as I recall, those are groups from the '90s, although a few were nightclub acts in the late 80s. Metalica is an exception, they were recording in the mid-80s, I think. Maybe you could sponsor a 90s night someplace like Pedro's? I think that Jägermeister
is the proper vintage to be served with your Mötley Crüe.
I'm with you regarding the easy listening side of the 1980s. I was ready to jump off a bridge if I heard Michael Jackson one more time. And the boy bands? I couldn't turn on the radio, terrified that I'd hear something like Tears for Fears. Yikes! Awful!

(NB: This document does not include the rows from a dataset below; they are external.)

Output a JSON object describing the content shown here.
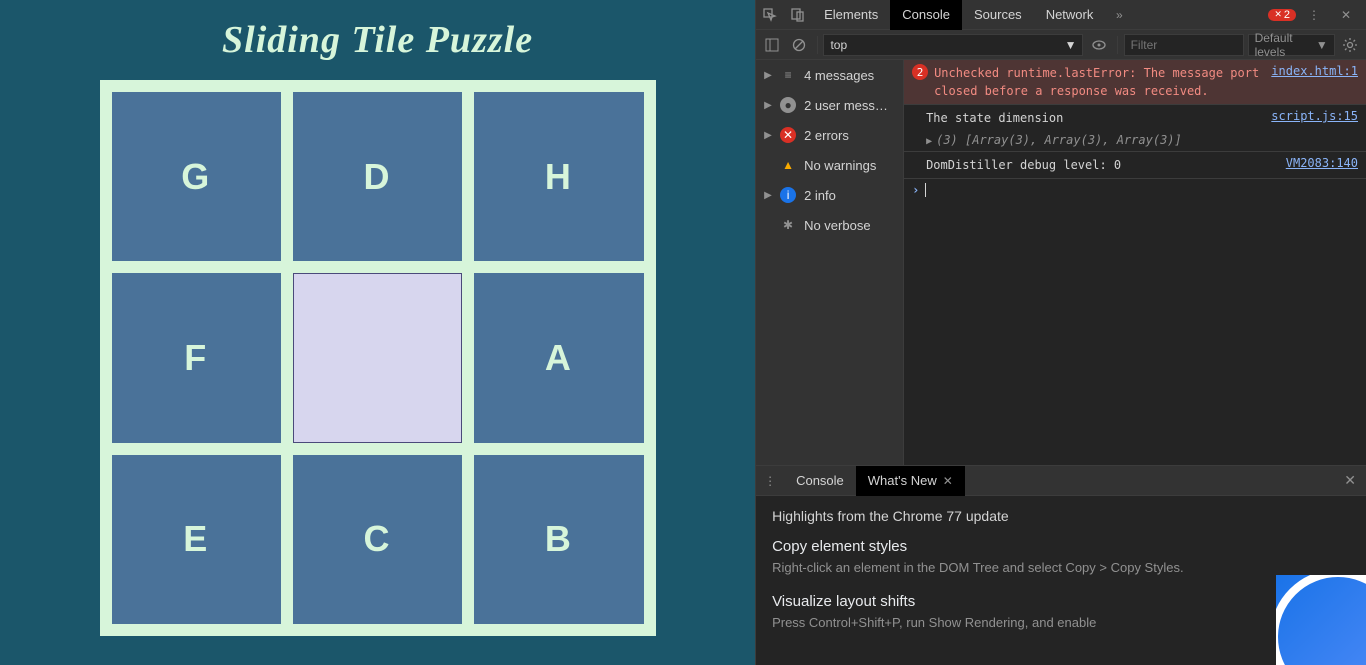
{
  "app": {
    "title": "Sliding Tile Puzzle",
    "tiles": [
      "G",
      "D",
      "H",
      "F",
      "",
      "A",
      "E",
      "C",
      "B"
    ]
  },
  "devtools": {
    "tabs": [
      "Elements",
      "Console",
      "Sources",
      "Network"
    ],
    "active_tab": "Console",
    "error_badge": "2",
    "context": "top",
    "filter_placeholder": "Filter",
    "levels_label": "Default levels",
    "sidebar": {
      "messages": "4 messages",
      "user": "2 user mess…",
      "errors": "2 errors",
      "warnings": "No warnings",
      "info": "2 info",
      "verbose": "No verbose"
    },
    "logs": {
      "err_count": "2",
      "err_text": "Unchecked runtime.lastError: The message port closed before a response was received.",
      "err_src": "index.html:1",
      "log1_text": "The state dimension",
      "log1_src": "script.js:15",
      "log1_expand": "(3) [Array(3), Array(3), Array(3)]",
      "log2_text": "DomDistiller debug level: 0",
      "log2_src": "VM2083:140"
    }
  },
  "drawer": {
    "tabs": [
      "Console",
      "What's New"
    ],
    "active_tab": "What's New",
    "headline": "Highlights from the Chrome 77 update",
    "sec1_title": "Copy element styles",
    "sec1_body": "Right-click an element in the DOM Tree and select Copy > Copy Styles.",
    "sec2_title": "Visualize layout shifts",
    "sec2_body": "Press Control+Shift+P, run Show Rendering, and enable"
  }
}
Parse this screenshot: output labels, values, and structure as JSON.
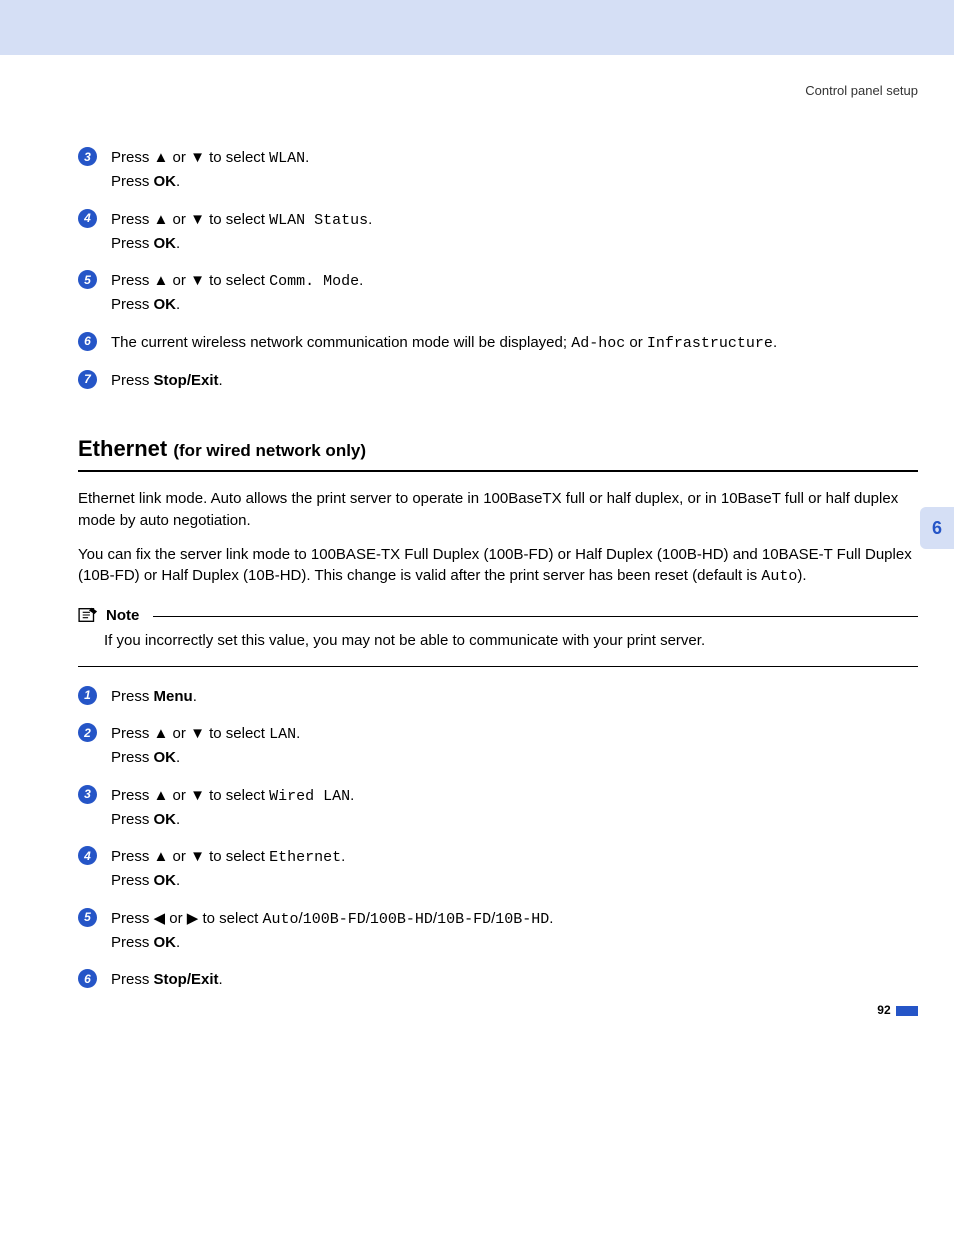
{
  "header": "Control panel setup",
  "chapter": "6",
  "pageNumber": "92",
  "glyph": {
    "up": "▲",
    "down": "▼",
    "left": "◀",
    "right": "▶"
  },
  "top_steps": [
    {
      "n": "3",
      "pre": "Press ",
      "mid": " or ",
      "post": " to select ",
      "code": "WLAN",
      "after": ".",
      "second": "Press <b>OK</b>."
    },
    {
      "n": "4",
      "pre": "Press ",
      "mid": " or ",
      "post": " to select ",
      "code": "WLAN Status",
      "after": ".",
      "second": "Press <b>OK</b>."
    },
    {
      "n": "5",
      "pre": "Press ",
      "mid": " or ",
      "post": " to select ",
      "code": "Comm. Mode",
      "after": ".",
      "second": "Press <b>OK</b>."
    }
  ],
  "step6": {
    "n": "6",
    "text_a": "The current wireless network communication mode will be displayed; ",
    "code_a": "Ad-hoc",
    "text_b": " or ",
    "code_b": "Infrastructure",
    "text_c": "."
  },
  "step7": {
    "n": "7",
    "text_a": "Press ",
    "bold": "Stop/Exit",
    "text_b": "."
  },
  "section": {
    "title": "Ethernet ",
    "subtitle": "(for wired network only)"
  },
  "para1": "Ethernet link mode. Auto allows the print server to operate in 100BaseTX full or half duplex, or in 10BaseT full or half duplex mode by auto negotiation.",
  "para2_a": "You can fix the server link mode to 100BASE-TX Full Duplex (100B-FD) or Half Duplex (100B-HD) and 10BASE-T Full Duplex (10B-FD) or Half Duplex (10B-HD). This change is valid after the print server has been reset (default is ",
  "para2_code": "Auto",
  "para2_b": ").",
  "note": {
    "title": "Note",
    "body": "If you incorrectly set this value, you may not be able to communicate with your print server."
  },
  "bottom": {
    "s1": {
      "n": "1",
      "text_a": "Press ",
      "bold": "Menu",
      "text_b": "."
    },
    "s2": {
      "n": "2",
      "code": "LAN"
    },
    "s3": {
      "n": "3",
      "code": "Wired LAN"
    },
    "s4": {
      "n": "4",
      "code": "Ethernet"
    },
    "s5": {
      "n": "5",
      "opts": [
        "Auto",
        "100B-FD",
        "100B-HD",
        "10B-FD",
        "10B-HD"
      ]
    },
    "s6": {
      "n": "6",
      "text_a": "Press ",
      "bold": "Stop/Exit",
      "text_b": "."
    }
  },
  "common": {
    "press_ok": "Press <b>OK</b>.",
    "to_select": " to select ",
    "press": "Press ",
    "or": " or ",
    "slash": "/"
  }
}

I ended up learning a lot about 1960s & 70s music during the 80s, since so few of the popular acts were compatable with my "tastes". I've always liked rock, and I explored the origins of hard rock during those days. Also, the blues backround that I was first exposed to while listening to artists such as Eric Clapton, Johnny Winters and the early Led Zepplin albums lead me to spend some quality time with, for example, B.B. King and Junior Wells. When new blues acts like Stevie Ray Vaughn hit the airwaves, I decided that there was hope for the human race, after all. I also looked into the Folk Movement, Bluegrass and Country Rock. I had always been a fan of James Taylor and the Allman Brothers Band, so expanding on those early influences kept me sane, more or less, during the musical wastland that was the 80s.
The 80s had a surprising club scene, once you got past the multitude of generic acts paying Journey and Boston covers. Those were the days of wine and spandex, as the disco days faded into the hair band era. The LA club scene was healthy, Austin was getting national attention and New York had its punk-new wave clubs like CBGB
For better or worse, the 80s will always be remembered for the more commercial acts that were heavily promoted in that decade, but let's not forget the important countercurrents. Metal
, for example, had its roots in the earlier hard rock acts like Black Sabbath. Some of the hair bands have roots in the Glam Movement, for example, bands like T Rex
My point is, let's do a hard corps rock night somewhere and get loud and proud. I'm all in.